But nobody was more surprised than D’Ambrosio, when oil paintings he created as a hobby, became highly coveted and collected.

He first picked up painting alongside a friend, who was going through a difficult period in his life and was using art as catharsis. Theatrical themes can be found in almost all of his pieces as angelic forms dance and majestic figures stand on a stage. It’s no accident that his muse, is longtime Phantom of the Opera costar, Lisa Vromen.

Many fans compare his work to Jackson Pollok but while D’Ambrosio’s art certainly comes from the same school of thought, his style couldn’t be more different. While Pollock was known for adding materials to his canvasses – even cigarette butts – D’Ambrosio feels his work is finished once he has taken away as many layers of the oil paint as he can.

Oil is a favorite of many painters specifically because its think viscosity allows the artist to be flexible with the style of application. Some artists prefer to add solvents, such as turpentine or varnish to achieve the perfect texture and look.

Franc D’Ambrosio, Angels, acrylic on canvas, 40”x30”

D’Ambrosio’s signature style was borne out of pure frustration. No matter how little paint he applied to the canvas, he always felt that it was too much. Once he began concentrating on taking it away, instead of applying, he knew that this was how he was truly meant to paint.

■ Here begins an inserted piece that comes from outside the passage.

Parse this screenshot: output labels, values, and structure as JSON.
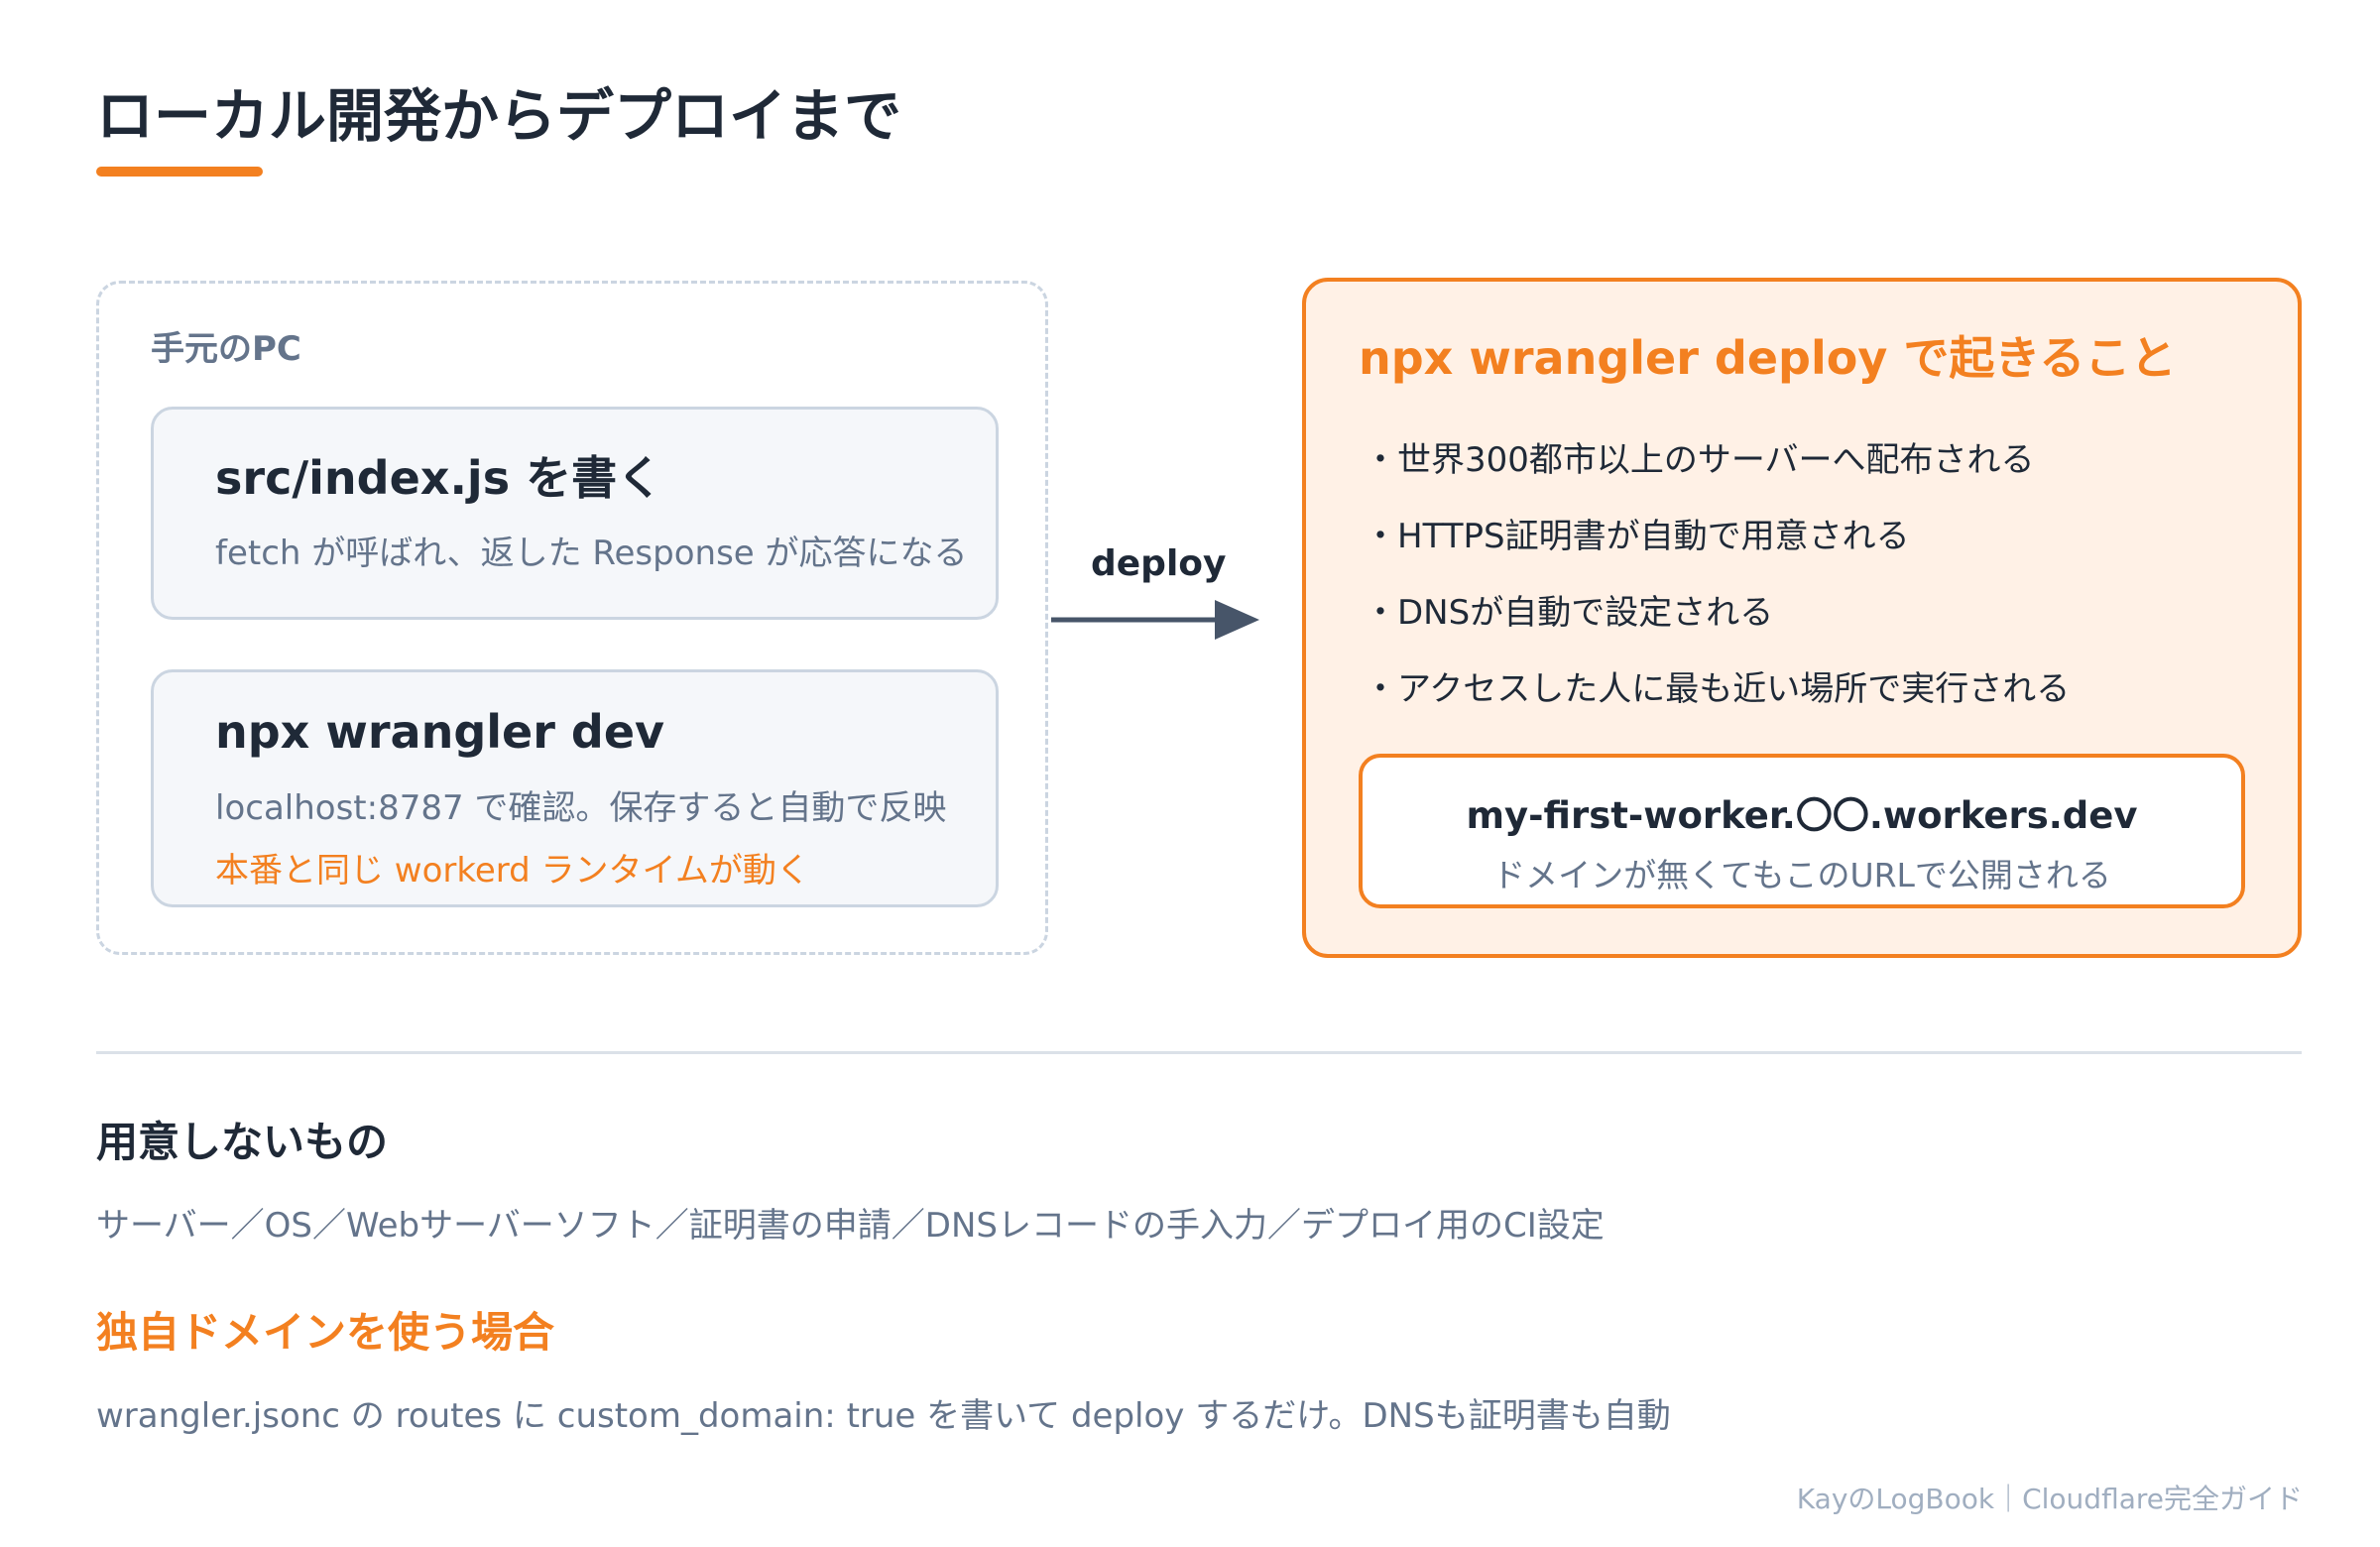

Some artists spend their entire lives searching for the golden moment of recognition and fame. For others, that moment seems to fall right into their lap. Except that it doesn’t. There is no such thing as an overnight sensation, without the hard work it takes to nurture even the most prolific talent.

D’Ambrosio has spent years developing his artistic voice on the stage and his success in painting is a testament to how artistic growth in one medium, can translate to another.

Artist Spotlight: Charmaine Olivia

By: Aleksandra Bulatskaya

Rose Study by: Charmaine Olivia

Headache by: Charmaine Olivia

One look at Charmaine Olivia’s boldly feminine, sensual and whimsical pieces and it’s easy to see why Lady Gaga handpicked her work from that of 3 other artists in an Etsy contest to design posters inspired by the Born This Way album.

Lady Gaga chose the “Headache” print, a woman with flowing white locks and antlers that bears a strong physical resemblance to the “Born This Way” singer. Fifteen of the posters were signed by Mama Monster herself and all proceeds from the exclusive Etsy sale were donated to VH1’s Save the Music Foundation.

A self-taught artist with no classical training, Olivia first toyed with the idea of moving to Paris but ultimately chose San Francisco as her home. Her work features strong Hindu and Eastern influences from her childhood. The fantastical man-animal god hybrids of Hinduism manifest themselves in painted Third Eyes, animals in human clothing and sirens with deer horns.

Jackie by: Charmaine Olivia

It was her talents for creating fiercely independent work that helped her  stand out even when standing shoulder to shoulder with a master. When The Warholian asked her to reimagine Andy Warhol’s classic Jackie O portrait, for the Warhol Reimagined exhibition in San Francisco, she responded by giving Warhol’s print of the aristocratic icon tattoos and a third eye.

While tattoos on Jackie O may seem like a contradiction, it is actually a perfect example of Olivia’s ability to illustrate the desire for both strength and feminity across all female generations.

In many ways, Olivia’s work can be seen as a reflection of today’s generation. Her animal themes underline how people will always feel an instinctive connection to nature. Her themes of strength and empowerment show that although some social norms have changed, women will always be mysterious creatures.

This may be the why Lady Gaga chose her work over other equally talented artists. Olivia’s aesthetic is otherworldly and even a little whimsical but at its core it speaks to the most basic thoughts and desires we all feel.

To learn more about Charmaine Olivia’s work visit: